Identifying local e-waste recycling options is vital for responsible disposal and management of electronic waste. Most communities offer several avenues for recycling electronics, ensuring that e-waste is handled in an environmentally friendly manner. One common option is municipal collection days, where local governments schedule specific days for residents to bring their electronic waste for proper disposal. This method is convenient and often free, encouraging higher participation rates among community members.

Another avenue for recycling e-waste locally is through certified e-waste recyclers. These facilities ensure that all electronics are dismantled and recycled in compliance with national and international health and safety standards. By using certified recyclers, consumers can be assured that hazardous materials are not mishandled or sent to landfills. It’s crucial to verify the certification of recyclers, such as those endorsed by the Basel Action Network (BAN), which sets standards for safe e-waste recycling.

Retailers and manufacturers also play a pivotal role in managing e-waste. Many companies now offer take-back programs or trade-in options where old electronics can be returned for recycling or credit towards a new purchase. This not only facilitates responsible disposal but also encourages consumers to consider sustainability in their purchasing decisions. Local electronic stores often partner with recyclers or have in-store recycling bins for smaller electronics like batteries and cell phones, making it easier for consumers to drop off their unwanted items.

Best Practices for Individuals Recycling E-Waste
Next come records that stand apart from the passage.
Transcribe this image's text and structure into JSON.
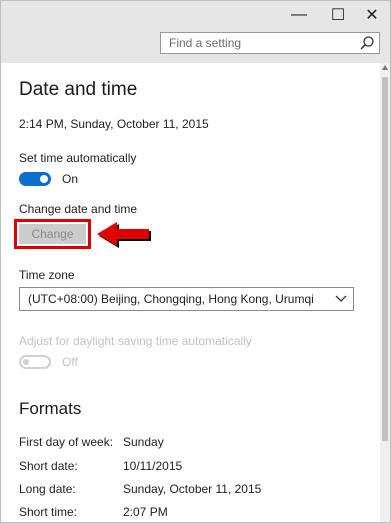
{
  "window": {
    "minimize_glyph": "—",
    "maximize_glyph": "☐",
    "close_glyph": "✕"
  },
  "search": {
    "placeholder": "Find a setting"
  },
  "page": {
    "title": "Date and time",
    "current_datetime": "2:14 PM, Sunday, October 11, 2015"
  },
  "set_time_automatically": {
    "label": "Set time automatically",
    "state": "On"
  },
  "change_date_time": {
    "label": "Change date and time",
    "button_label": "Change"
  },
  "time_zone": {
    "label": "Time zone",
    "selected": "(UTC+08:00) Beijing, Chongqing, Hong Kong, Urumqi"
  },
  "daylight_saving": {
    "label": "Adjust for daylight saving time automatically",
    "state": "Off"
  },
  "formats": {
    "title": "Formats",
    "rows": [
      {
        "label": "First day of week:",
        "value": "Sunday"
      },
      {
        "label": "Short date:",
        "value": "10/11/2015"
      },
      {
        "label": "Long date:",
        "value": "Sunday, October 11, 2015"
      },
      {
        "label": "Short time:",
        "value": "2:07 PM"
      }
    ]
  },
  "colors": {
    "accent": "#0a6fcf",
    "highlight": "#e00000"
  }
}
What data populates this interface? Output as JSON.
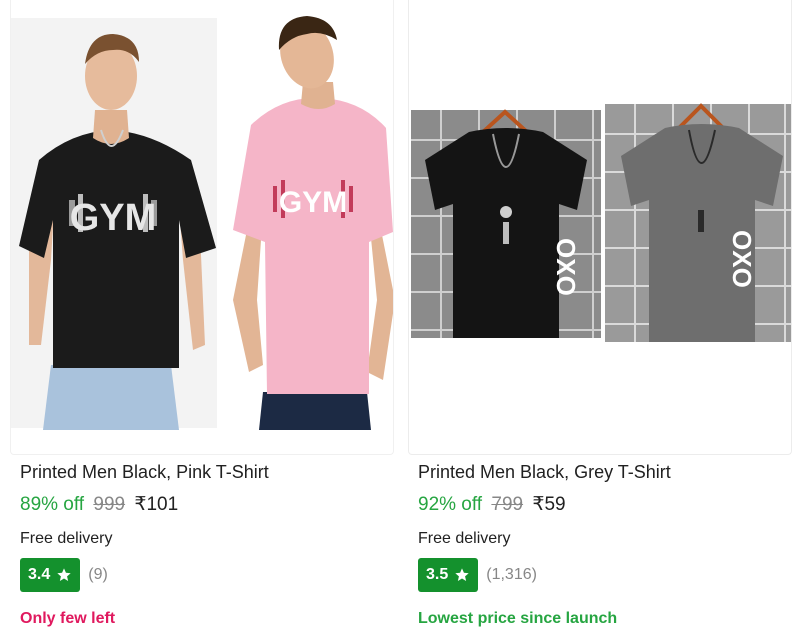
{
  "products": [
    {
      "title": "Printed Men Black, Pink T-Shirt",
      "discount": "89% off",
      "mrp": "999",
      "price": "₹101",
      "delivery": "Free delivery",
      "rating": "3.4",
      "rating_count": "(9)",
      "tag": "Only few left",
      "image_text_1": "GYM",
      "image_text_2": "GYM"
    },
    {
      "title": "Printed Men Black, Grey T-Shirt",
      "discount": "92% off",
      "mrp": "799",
      "price": "₹59",
      "delivery": "Free delivery",
      "rating": "3.5",
      "rating_count": "(1,316)",
      "tag": "Lowest price since launch",
      "image_text_1": "OXO",
      "image_text_2": "OXO"
    }
  ],
  "colors": {
    "discount_green": "#26a541",
    "rating_badge": "#14912d",
    "few_left_pink": "#e0195e",
    "muted_gray": "#878787"
  },
  "icons": [
    "star-icon"
  ]
}
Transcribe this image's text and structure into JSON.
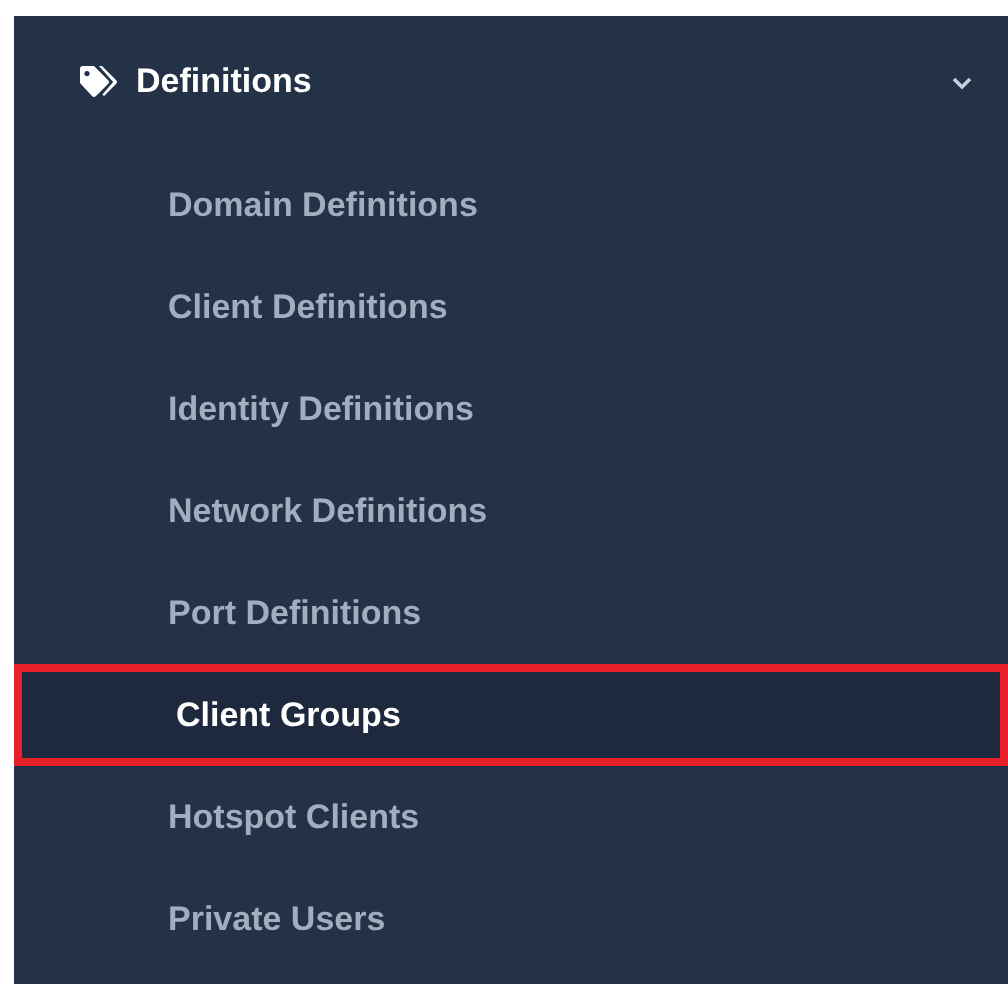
{
  "menu": {
    "title": "Definitions",
    "expanded": true,
    "items": [
      {
        "label": "Domain Definitions",
        "selected": false,
        "highlighted": false
      },
      {
        "label": "Client Definitions",
        "selected": false,
        "highlighted": false
      },
      {
        "label": "Identity Definitions",
        "selected": false,
        "highlighted": false
      },
      {
        "label": "Network Definitions",
        "selected": false,
        "highlighted": false
      },
      {
        "label": "Port Definitions",
        "selected": false,
        "highlighted": false
      },
      {
        "label": "Client Groups",
        "selected": true,
        "highlighted": true
      },
      {
        "label": "Hotspot Clients",
        "selected": false,
        "highlighted": false
      },
      {
        "label": "Private Users",
        "selected": false,
        "highlighted": false
      }
    ]
  }
}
For individuals looking to manage their e-waste responsibly, understanding best practices for recycling is key to effective participation. One fundamental practice is to always delete personal data. Before recycling any device, it is crucial to erase or back up personal information to prevent data theft. Tools like factory resets and data-wiping software can aid in this process, ensuring personal security.
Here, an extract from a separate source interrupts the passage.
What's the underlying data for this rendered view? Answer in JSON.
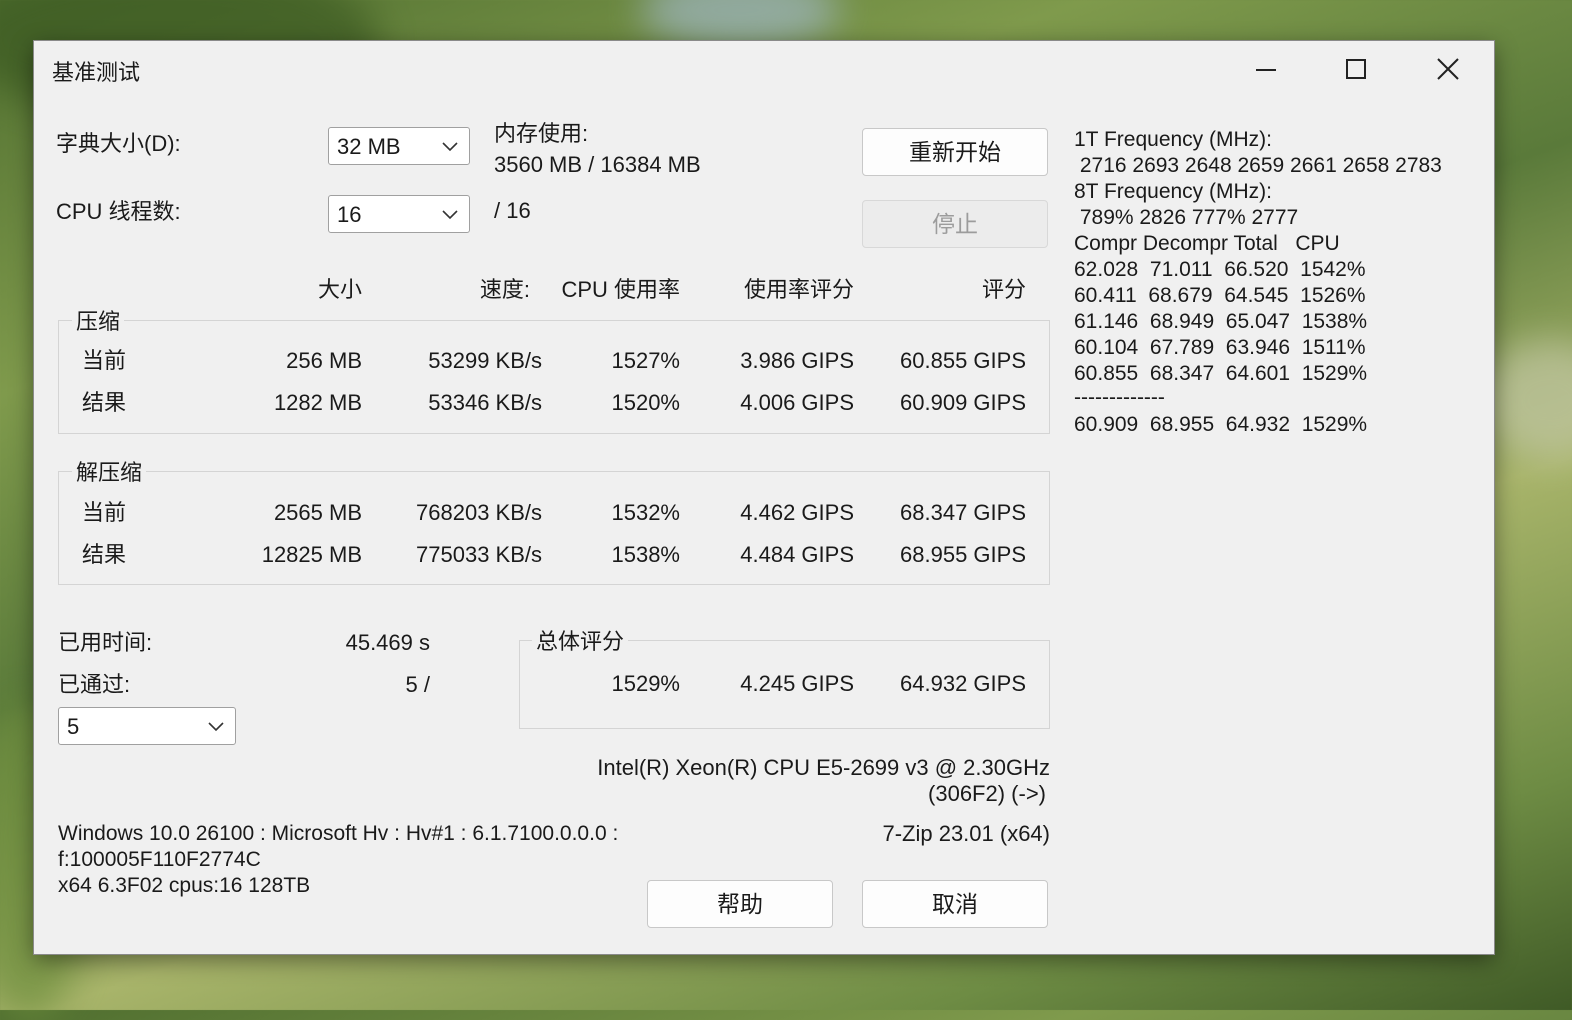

Another best practice is to assess the working condition of electronics. Devices that are still functional can be donated instead of recycled. Numerous non-profits, schools, and charitable organizations accept working electronics to extend their useful life, thereby reducing environmental impact. Donating electronics not only assists those in need but also diverts devices from the recycling process, saving resources and energy.

Lastly, individuals are encouraged to spread awareness about the importance of e-waste recycling within their communities. Education plays a crucial role in changing the culture around waste disposal. Hosting community clean-up days or informational seminars can promote the responsible disposal of e-waste. Additionally, by supporting legislation and policies that advocate for sustainable waste management, individuals can influence larger scale changes that facilitate greater impacts in environmental conservation.

Concluding Remarks on E-Waste Recycling

To conclude, managing e-waste through local recycling options not only supports environmental sustainability but also conserves natural resources and reduces pollution. By understanding and utilizing local recycling options, individuals can take actionable steps toward responsible e-waste management. Everyone has a role to play; embracing best practices for e-waste disposal and spreading awareness about environmental impacts is essential. As technology continues to evolve, so too should our efforts to manage the waste it generates.

Ultimately, the effort to manage e-waste properly is a community responsibility. By participating in or initiating local recycling options, we contribute to the global effort in reducing e-waste pollution. As responsible citizens and stewards of the environment, it’s incumbent upon each of us to take action and ensure our electronic waste is disposed of ethically and efficiently.

By taking these steps today, we can ensure a healthier, cleaner environment for future generations, demonstrating our commitment to both technological advancement and environmental responsibility.